Penrose Library subscribes to many databases that index literature review articles. Some of these databases let you limit your search specifically to literature reviews. From the Advanced search screen in PsycInfo, for example, select to limit your results by Methodology, and choose Literature Review. PubMed, the freely-available version of Medline, is another database that permits limiting by literature review, specifically systematic reviews. In PubMed you can select the Limits option (to the right of the search box) and then under Type of Article, choose Review, or from the main PubMed page, under PubMed Tools, click on Clinical Queries and limit your results to Systematic Reviews. Web of Science, which includes Science Citation Index, Social Sciences Citation Index, and Arts and Humanities Citation Index, enables you to refine your search by Document Type. After you have conducted your initial search, on the left menu select Document Type, Review, and click the Refine button. If you don’t see Review displayed in your initial results, try clicking on the “more options/values” link to display all document types available.
Some databases will indicate in the subject terms that the article is a literature review. SocIndex with Full Text, for example, uses “Literature Reviews” as a subject heading. In this database, you can type your topic keywords in the search box, and then add “Literature Reviews” to the next line and limit it to the SU Subject Terms field.
What do you do, however, when a database doesn’t have the option to limit to literature reviews? Often a literature review will include these terms in the title or the abstract of the review, such as the article, “Sexual Assault in the U.S. Military: A Review of the Literature and Recommendations for the Future.” Try searching with the phrase, literature review* or words literature and review* and limit your terms to the title or abstract field, or leave your terms set to the default keyword search. This strategy can be employed in our subscription databases and also in Google Scholar. Although this strategy isn’t perfect, since it will sometimes pick up articles that include a brief literature review (usually mentioned in the abstract) rather than being a full review article, you will be able to find some literature reviews on your topic. Keep in mind that literature reviews address many areas of research. If you are looking for a literature review on a very narrow topic and are unsuccessful, try broadening the scope of your subject keywords. If the database has a thesaurus, use this tool to help you identify narrower, broader, and related subject terms.
An excellent and reliable source for literature reviews is Annual Reviews.
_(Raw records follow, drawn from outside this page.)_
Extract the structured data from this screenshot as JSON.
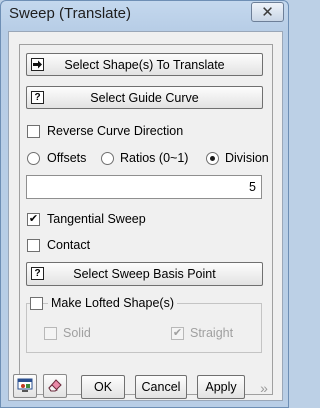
{
  "window": {
    "title": "Sweep (Translate)",
    "close_glyph": "✕"
  },
  "buttons": {
    "select_shapes": {
      "label": "Select Shape(s) To Translate",
      "icon": "arrow-select-icon"
    },
    "select_guide": {
      "label": "Select Guide Curve",
      "icon": "question-icon"
    },
    "select_basis": {
      "label": "Select Sweep Basis Point",
      "icon": "question-icon"
    }
  },
  "options": {
    "reverse_direction": {
      "label": "Reverse Curve Direction",
      "checked": false
    },
    "mode": {
      "items": [
        {
          "label": "Offsets",
          "selected": false
        },
        {
          "label": "Ratios (0~1)",
          "selected": false
        },
        {
          "label": "Division",
          "selected": true
        }
      ]
    },
    "value": "5",
    "tangential_sweep": {
      "label": "Tangential Sweep",
      "checked": true
    },
    "contact": {
      "label": "Contact",
      "checked": false
    }
  },
  "lofted": {
    "label": "Make Lofted Shape(s)",
    "checked": false,
    "solid": {
      "label": "Solid",
      "checked": false,
      "enabled": false
    },
    "straight": {
      "label": "Straight",
      "checked": true,
      "enabled": false
    }
  },
  "footer": {
    "ok": "OK",
    "cancel": "Cancel",
    "apply": "Apply",
    "more": "»",
    "icon1": "preview-icon",
    "icon2": "eraser-icon"
  },
  "glyphs": {
    "check": "✔",
    "question": "?"
  }
}
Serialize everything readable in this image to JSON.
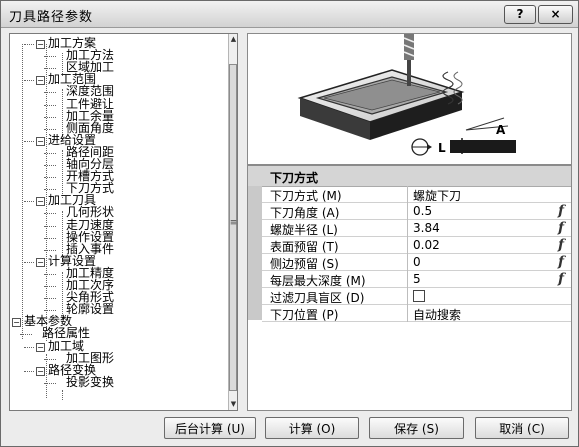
{
  "window": {
    "title": "刀具路径参数",
    "help_button": "?",
    "close_button": "×"
  },
  "tree": {
    "items": [
      {
        "label": "加工方案"
      },
      {
        "label": "加工方法"
      },
      {
        "label": "区域加工"
      },
      {
        "label": "加工范围"
      },
      {
        "label": "深度范围"
      },
      {
        "label": "工件避让"
      },
      {
        "label": "加工余量"
      },
      {
        "label": "侧面角度"
      },
      {
        "label": "进给设置"
      },
      {
        "label": "路径间距"
      },
      {
        "label": "轴向分层"
      },
      {
        "label": "开槽方式"
      },
      {
        "label": "下刀方式"
      },
      {
        "label": "加工刀具"
      },
      {
        "label": "几何形状"
      },
      {
        "label": "走刀速度"
      },
      {
        "label": "操作设置"
      },
      {
        "label": "插入事件"
      },
      {
        "label": "计算设置"
      },
      {
        "label": "加工精度"
      },
      {
        "label": "加工次序"
      },
      {
        "label": "尖角形式"
      },
      {
        "label": "轮廓设置"
      },
      {
        "label": "基本参数"
      },
      {
        "label": "路径属性"
      },
      {
        "label": "加工域"
      },
      {
        "label": "加工图形"
      },
      {
        "label": "路径变换"
      },
      {
        "label": "投影变换"
      }
    ],
    "expander_symbol": "−",
    "scroll_up": "▲",
    "scroll_down": "▼",
    "scroll_grip": "≡"
  },
  "illustration": {
    "label_L": "L",
    "label_A": "A"
  },
  "props": {
    "header": "下刀方式",
    "rows": [
      {
        "label": "下刀方式 (M)",
        "value": "螺旋下刀",
        "fx": ""
      },
      {
        "label": "下刀角度 (A)",
        "value": "0.5",
        "fx": "f"
      },
      {
        "label": "螺旋半径 (L)",
        "value": "3.84",
        "fx": "f"
      },
      {
        "label": "表面预留 (T)",
        "value": "0.02",
        "fx": "f"
      },
      {
        "label": "侧边预留 (S)",
        "value": "0",
        "fx": "f"
      },
      {
        "label": "每层最大深度 (M)",
        "value": "5",
        "fx": "f"
      },
      {
        "label": "过滤刀具盲区 (D)",
        "value": "",
        "fx": ""
      },
      {
        "label": "下刀位置 (P)",
        "value": "自动搜索",
        "fx": ""
      }
    ]
  },
  "buttons": {
    "background_calc": "后台计算 (U)",
    "calc": "计算 (O)",
    "save": "保存 (S)",
    "cancel": "取消 (C)"
  }
}
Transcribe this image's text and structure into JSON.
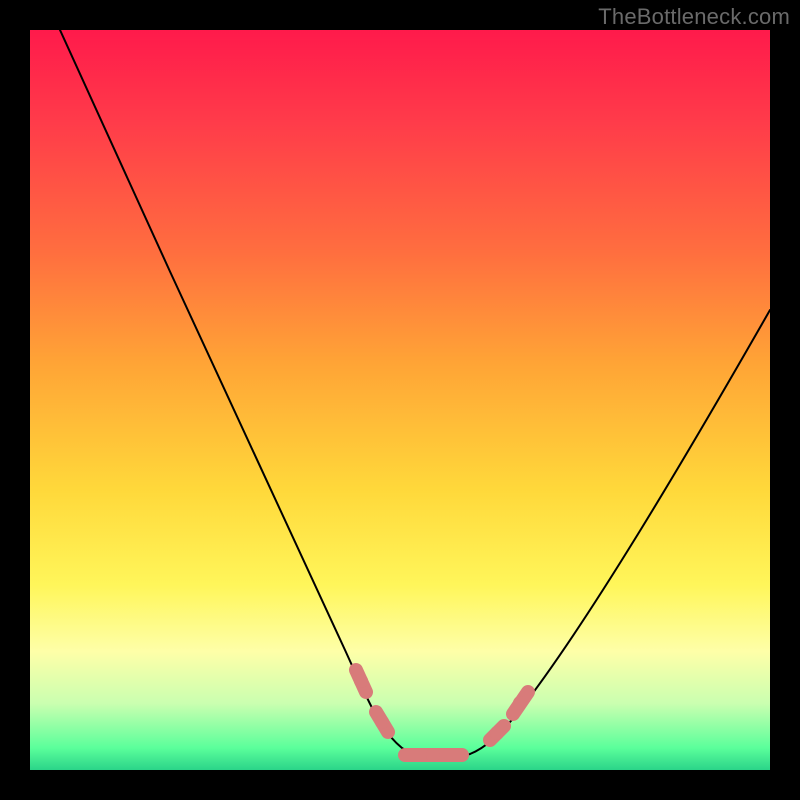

Penrose Library subscribes to many of the annual reviews in the biomedical, life, physical, and social sciences, including anthropology, biochemistry, clinical psychology, economics, genetics, microbiology, neuroscience, physical chemistry, political science, psychology, and sociology, among many others. Each annual review volume publishes review articles on selected topics. Some volumes are organized by thematic categories, such as the Annual Review of Sociology, which provides review articles within Theory and Methods, Social Processes, Institutions and Culture, Formal Organizations, Political and Economic Sociology, Differentiation and Stratification, Individual and Society, and Policy categories. Annual Reviews can be searched by keyword in individual issues, journals, or across the entire journal set. Full-text access to Annual Review journals is available from the Annual Reviews website and several of our databases (search by journal title in the catalog and link to the website or database from the record).